TASK >>
Among the entries below, find all lines that include "name" and copy them.

★ ★ ★ ★ ★ ★ ★

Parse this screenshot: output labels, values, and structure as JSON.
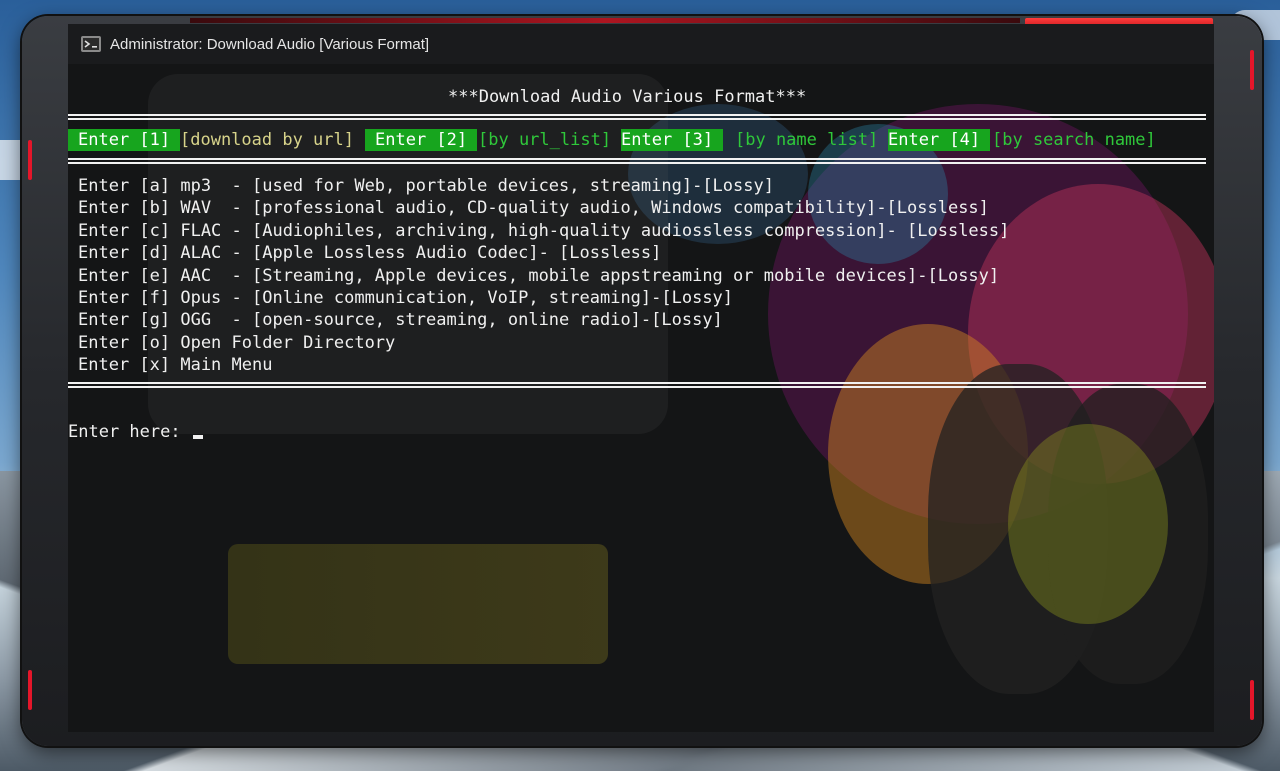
{
  "window": {
    "title": "Administrator:  Download Audio [Various Format]",
    "icon": "terminal-app-icon"
  },
  "console": {
    "heading": "***Download Audio Various Format***",
    "options": [
      {
        "key": "Enter [1]",
        "label": "[download by url]"
      },
      {
        "key": "Enter [2]",
        "label": "[by url_list]"
      },
      {
        "key": "Enter [3]",
        "label": "[by name list]"
      },
      {
        "key": "Enter [4]",
        "label": "[by search name]"
      }
    ],
    "menu": [
      "Enter [a] mp3  - [used for Web, portable devices, streaming]-[Lossy]",
      "Enter [b] WAV  - [professional audio, CD-quality audio, Windows compatibility]-[Lossless]",
      "Enter [c] FLAC - [Audiophiles, archiving, high-quality audiossless compression]- [Lossless]",
      "Enter [d] ALAC - [Apple Lossless Audio Codec]- [Lossless]",
      "Enter [e] AAC  - [Streaming, Apple devices, mobile appstreaming or mobile devices]-[Lossy]",
      "Enter [f] Opus - [Online communication, VoIP, streaming]-[Lossy]",
      "Enter [g] OGG  - [open-source, streaming, online radio]-[Lossy]",
      "Enter [o] Open Folder Directory",
      "Enter [x] Main Menu"
    ],
    "prompt": "Enter here: "
  },
  "colors": {
    "key_bg": "#17a51e",
    "label_amber": "#d7d38a",
    "label_green": "#2fc83a",
    "frame_accent": "#e4162a"
  }
}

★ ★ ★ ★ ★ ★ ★

RESULT FOR THIS TASK >>
        "label": "[by name list]"
        "label": "[by search name]"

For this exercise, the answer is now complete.